EXERCISE DIRECTIONS:
Each record has to be repeated exactly as given.

PROVIDED ENTRIES:
════════════════════

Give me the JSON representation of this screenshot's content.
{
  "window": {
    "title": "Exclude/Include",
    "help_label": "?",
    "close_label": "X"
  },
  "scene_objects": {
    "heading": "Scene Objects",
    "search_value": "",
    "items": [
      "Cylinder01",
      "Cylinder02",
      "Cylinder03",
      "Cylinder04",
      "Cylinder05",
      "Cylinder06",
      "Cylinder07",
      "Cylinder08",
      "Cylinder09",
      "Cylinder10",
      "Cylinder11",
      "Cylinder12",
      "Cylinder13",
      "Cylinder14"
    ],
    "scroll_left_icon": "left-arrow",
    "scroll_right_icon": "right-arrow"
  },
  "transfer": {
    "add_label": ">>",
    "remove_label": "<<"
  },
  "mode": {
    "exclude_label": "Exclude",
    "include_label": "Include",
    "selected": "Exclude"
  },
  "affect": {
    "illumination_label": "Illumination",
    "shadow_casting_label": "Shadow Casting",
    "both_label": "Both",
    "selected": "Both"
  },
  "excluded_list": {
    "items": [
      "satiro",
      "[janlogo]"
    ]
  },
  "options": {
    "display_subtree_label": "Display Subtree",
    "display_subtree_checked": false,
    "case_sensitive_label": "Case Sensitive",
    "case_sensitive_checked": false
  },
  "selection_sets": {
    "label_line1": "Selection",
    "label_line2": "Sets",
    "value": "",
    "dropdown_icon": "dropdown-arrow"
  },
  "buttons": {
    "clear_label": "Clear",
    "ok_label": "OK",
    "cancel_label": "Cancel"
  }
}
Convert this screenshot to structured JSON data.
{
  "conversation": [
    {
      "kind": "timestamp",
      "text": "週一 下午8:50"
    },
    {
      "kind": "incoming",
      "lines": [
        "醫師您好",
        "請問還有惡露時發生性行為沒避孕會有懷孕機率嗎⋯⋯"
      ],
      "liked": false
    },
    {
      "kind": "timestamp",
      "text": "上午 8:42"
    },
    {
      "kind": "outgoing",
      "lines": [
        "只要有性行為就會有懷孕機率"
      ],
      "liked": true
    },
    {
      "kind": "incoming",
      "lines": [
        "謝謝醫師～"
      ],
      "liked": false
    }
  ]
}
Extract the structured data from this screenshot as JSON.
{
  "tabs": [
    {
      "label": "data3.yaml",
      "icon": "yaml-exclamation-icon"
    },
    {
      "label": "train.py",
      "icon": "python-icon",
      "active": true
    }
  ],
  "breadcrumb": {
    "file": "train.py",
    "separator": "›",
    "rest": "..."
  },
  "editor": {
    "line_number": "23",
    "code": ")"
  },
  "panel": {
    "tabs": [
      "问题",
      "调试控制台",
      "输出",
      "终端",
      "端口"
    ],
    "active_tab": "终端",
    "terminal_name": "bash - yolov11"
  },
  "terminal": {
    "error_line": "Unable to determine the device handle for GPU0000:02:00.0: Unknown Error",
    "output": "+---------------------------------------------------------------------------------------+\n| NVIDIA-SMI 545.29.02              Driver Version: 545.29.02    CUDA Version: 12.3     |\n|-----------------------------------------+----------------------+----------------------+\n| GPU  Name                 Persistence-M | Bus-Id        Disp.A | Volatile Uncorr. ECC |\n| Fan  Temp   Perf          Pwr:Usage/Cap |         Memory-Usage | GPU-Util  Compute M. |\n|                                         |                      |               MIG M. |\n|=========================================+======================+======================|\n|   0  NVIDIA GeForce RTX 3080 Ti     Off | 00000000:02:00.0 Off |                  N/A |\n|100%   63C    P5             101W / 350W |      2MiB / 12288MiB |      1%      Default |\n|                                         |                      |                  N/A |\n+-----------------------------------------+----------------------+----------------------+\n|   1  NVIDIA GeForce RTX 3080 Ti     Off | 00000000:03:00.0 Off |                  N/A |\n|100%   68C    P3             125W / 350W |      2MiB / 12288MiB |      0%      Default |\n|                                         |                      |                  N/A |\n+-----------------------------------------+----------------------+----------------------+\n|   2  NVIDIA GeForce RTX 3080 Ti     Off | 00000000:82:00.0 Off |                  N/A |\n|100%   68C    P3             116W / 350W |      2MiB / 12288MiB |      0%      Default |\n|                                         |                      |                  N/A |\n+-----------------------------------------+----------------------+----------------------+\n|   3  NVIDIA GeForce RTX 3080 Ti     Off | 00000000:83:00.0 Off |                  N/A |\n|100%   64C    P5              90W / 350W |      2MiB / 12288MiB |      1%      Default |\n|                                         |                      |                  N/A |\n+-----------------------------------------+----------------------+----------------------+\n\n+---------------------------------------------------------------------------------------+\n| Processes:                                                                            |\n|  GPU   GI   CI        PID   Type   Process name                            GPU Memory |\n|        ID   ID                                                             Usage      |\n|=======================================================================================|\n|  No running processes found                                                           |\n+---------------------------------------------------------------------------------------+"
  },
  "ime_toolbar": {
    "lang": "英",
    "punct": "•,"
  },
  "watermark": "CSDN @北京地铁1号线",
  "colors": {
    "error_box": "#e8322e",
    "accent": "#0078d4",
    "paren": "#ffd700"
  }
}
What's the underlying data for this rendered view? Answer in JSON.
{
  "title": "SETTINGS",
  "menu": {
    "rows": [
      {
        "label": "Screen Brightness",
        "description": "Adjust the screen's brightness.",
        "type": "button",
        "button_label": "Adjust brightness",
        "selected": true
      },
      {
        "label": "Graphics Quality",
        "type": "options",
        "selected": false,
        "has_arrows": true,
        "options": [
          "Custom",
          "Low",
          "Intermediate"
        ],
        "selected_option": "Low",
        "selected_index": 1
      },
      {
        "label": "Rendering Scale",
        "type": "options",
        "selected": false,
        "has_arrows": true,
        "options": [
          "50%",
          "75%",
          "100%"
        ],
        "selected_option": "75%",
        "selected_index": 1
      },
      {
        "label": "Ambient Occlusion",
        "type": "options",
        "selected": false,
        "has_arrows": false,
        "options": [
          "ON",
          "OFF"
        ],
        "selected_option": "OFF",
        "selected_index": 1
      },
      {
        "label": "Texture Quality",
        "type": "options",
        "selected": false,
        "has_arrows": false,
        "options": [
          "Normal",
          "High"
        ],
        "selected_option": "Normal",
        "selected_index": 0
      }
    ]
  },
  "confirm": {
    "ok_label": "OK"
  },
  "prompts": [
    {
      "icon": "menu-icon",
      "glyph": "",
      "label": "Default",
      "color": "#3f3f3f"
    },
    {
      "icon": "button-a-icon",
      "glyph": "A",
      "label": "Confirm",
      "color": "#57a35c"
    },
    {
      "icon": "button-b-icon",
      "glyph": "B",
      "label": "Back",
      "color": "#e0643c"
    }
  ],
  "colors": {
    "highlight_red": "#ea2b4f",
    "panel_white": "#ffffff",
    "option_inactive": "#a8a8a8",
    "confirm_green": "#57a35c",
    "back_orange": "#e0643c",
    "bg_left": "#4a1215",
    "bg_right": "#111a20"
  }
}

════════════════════

YOUR RESPONSE:
Give me the JSON representation of this screenshot's content.
{
  "window": {
    "title": "Exclude/Include",
    "help_label": "?",
    "close_label": "X"
  },
  "scene_objects": {
    "heading": "Scene Objects",
    "search_value": "",
    "items": [
      "Cylinder01",
      "Cylinder02",
      "Cylinder03",
      "Cylinder04",
      "Cylinder05",
      "Cylinder06",
      "Cylinder07",
      "Cylinder08",
      "Cylinder09",
      "Cylinder10",
      "Cylinder11",
      "Cylinder12",
      "Cylinder13",
      "Cylinder14"
    ],
    "scroll_left_icon": "left-arrow",
    "scroll_right_icon": "right-arrow"
  },
  "transfer": {
    "add_label": ">>",
    "remove_label": "<<"
  },
  "mode": {
    "exclude_label": "Exclude",
    "include_label": "Include",
    "selected": "Exclude"
  },
  "affect": {
    "illumination_label": "Illumination",
    "shadow_casting_label": "Shadow Casting",
    "both_label": "Both",
    "selected": "Both"
  },
  "excluded_list": {
    "items": [
      "satiro",
      "[janlogo]"
    ]
  },
  "options": {
    "display_subtree_label": "Display Subtree",
    "display_subtree_checked": false,
    "case_sensitive_label": "Case Sensitive",
    "case_sensitive_checked": false
  },
  "selection_sets": {
    "label_line1": "Selection",
    "label_line2": "Sets",
    "value": "",
    "dropdown_icon": "dropdown-arrow"
  },
  "buttons": {
    "clear_label": "Clear",
    "ok_label": "OK",
    "cancel_label": "Cancel"
  }
}
Convert this screenshot to structured JSON data.
{
  "conversation": [
    {
      "kind": "timestamp",
      "text": "週一 下午8:50"
    },
    {
      "kind": "incoming",
      "lines": [
        "醫師您好",
        "請問還有惡露時發生性行為沒避孕會有懷孕機率嗎⋯⋯"
      ],
      "liked": false
    },
    {
      "kind": "timestamp",
      "text": "上午 8:42"
    },
    {
      "kind": "outgoing",
      "lines": [
        "只要有性行為就會有懷孕機率"
      ],
      "liked": true
    },
    {
      "kind": "incoming",
      "lines": [
        "謝謝醫師～"
      ],
      "liked": false
    }
  ]
}
Extract the structured data from this screenshot as JSON.
{
  "tabs": [
    {
      "label": "data3.yaml",
      "icon": "yaml-exclamation-icon"
    },
    {
      "label": "train.py",
      "icon": "python-icon",
      "active": true
    }
  ],
  "breadcrumb": {
    "file": "train.py",
    "separator": "›",
    "rest": "..."
  },
  "editor": {
    "line_number": "23",
    "code": ")"
  },
  "panel": {
    "tabs": [
      "问题",
      "调试控制台",
      "输出",
      "终端",
      "端口"
    ],
    "active_tab": "终端",
    "terminal_name": "bash - yolov11"
  },
  "terminal": {
    "error_line": "Unable to determine the device handle for GPU0000:02:00.0: Unknown Error",
    "output": "+---------------------------------------------------------------------------------------+\n| NVIDIA-SMI 545.29.02              Driver Version: 545.29.02    CUDA Version: 12.3     |\n|-----------------------------------------+----------------------+----------------------+\n| GPU  Name                 Persistence-M | Bus-Id        Disp.A | Volatile Uncorr. ECC |\n| Fan  Temp   Perf          Pwr:Usage/Cap |         Memory-Usage | GPU-Util  Compute M. |\n|                                         |                      |               MIG M. |\n|=========================================+======================+======================|\n|   0  NVIDIA GeForce RTX 3080 Ti     Off | 00000000:02:00.0 Off |                  N/A |\n|100%   63C    P5             101W / 350W |      2MiB / 12288MiB |      1%      Default |\n|                                         |                      |                  N/A |\n+-----------------------------------------+----------------------+----------------------+\n|   1  NVIDIA GeForce RTX 3080 Ti     Off | 00000000:03:00.0 Off |                  N/A |\n|100%   68C    P3             125W / 350W |      2MiB / 12288MiB |      0%      Default |\n|                                         |                      |                  N/A |\n+-----------------------------------------+----------------------+----------------------+\n|   2  NVIDIA GeForce RTX 3080 Ti     Off | 00000000:82:00.0 Off |                  N/A |\n|100%   68C    P3             116W / 350W |      2MiB / 12288MiB |      0%      Default |\n|                                         |                      |                  N/A |\n+-----------------------------------------+----------------------+----------------------+\n|   3  NVIDIA GeForce RTX 3080 Ti     Off | 00000000:83:00.0 Off |                  N/A |\n|100%   64C    P5              90W / 350W |      2MiB / 12288MiB |      1%      Default |\n|                                         |                      |                  N/A |\n+-----------------------------------------+----------------------+----------------------+\n\n+---------------------------------------------------------------------------------------+\n| Processes:                                                                            |\n|  GPU   GI   CI        PID   Type   Process name                            GPU Memory |\n|        ID   ID                                                             Usage      |\n|=======================================================================================|\n|  No running processes found                                                           |\n+---------------------------------------------------------------------------------------+"
  },
  "ime_toolbar": {
    "lang": "英",
    "punct": "•,"
  },
  "watermark": "CSDN @北京地铁1号线",
  "colors": {
    "error_box": "#e8322e",
    "accent": "#0078d4",
    "paren": "#ffd700"
  }
}
What's the underlying data for this rendered view? Answer in JSON.
{
  "title": "SETTINGS",
  "menu": {
    "rows": [
      {
        "label": "Screen Brightness",
        "description": "Adjust the screen's brightness.",
        "type": "button",
        "button_label": "Adjust brightness",
        "selected": true
      },
      {
        "label": "Graphics Quality",
        "type": "options",
        "selected": false,
        "has_arrows": true,
        "options": [
          "Custom",
          "Low",
          "Intermediate"
        ],
        "selected_option": "Low",
        "selected_index": 1
      },
      {
        "label": "Rendering Scale",
        "type": "options",
        "selected": false,
        "has_arrows": true,
        "options": [
          "50%",
          "75%",
          "100%"
        ],
        "selected_option": "75%",
        "selected_index": 1
      },
      {
        "label": "Ambient Occlusion",
        "type": "options",
        "selected": false,
        "has_arrows": false,
        "options": [
          "ON",
          "OFF"
        ],
        "selected_option": "OFF",
        "selected_index": 1
      },
      {
        "label": "Texture Quality",
        "type": "options",
        "selected": false,
        "has_arrows": false,
        "options": [
          "Normal",
          "High"
        ],
        "selected_option": "Normal",
        "selected_index": 0
      }
    ]
  },
  "confirm": {
    "ok_label": "OK"
  },
  "prompts": [
    {
      "icon": "menu-icon",
      "glyph": "",
      "label": "Default",
      "color": "#3f3f3f"
    },
    {
      "icon": "button-a-icon",
      "glyph": "A",
      "label": "Confirm",
      "color": "#57a35c"
    },
    {
      "icon": "button-b-icon",
      "glyph": "B",
      "label": "Back",
      "color": "#e0643c"
    }
  ],
  "colors": {
    "highlight_red": "#ea2b4f",
    "panel_white": "#ffffff",
    "option_inactive": "#a8a8a8",
    "confirm_green": "#57a35c",
    "back_orange": "#e0643c",
    "bg_left": "#4a1215",
    "bg_right": "#111a20"
  }
}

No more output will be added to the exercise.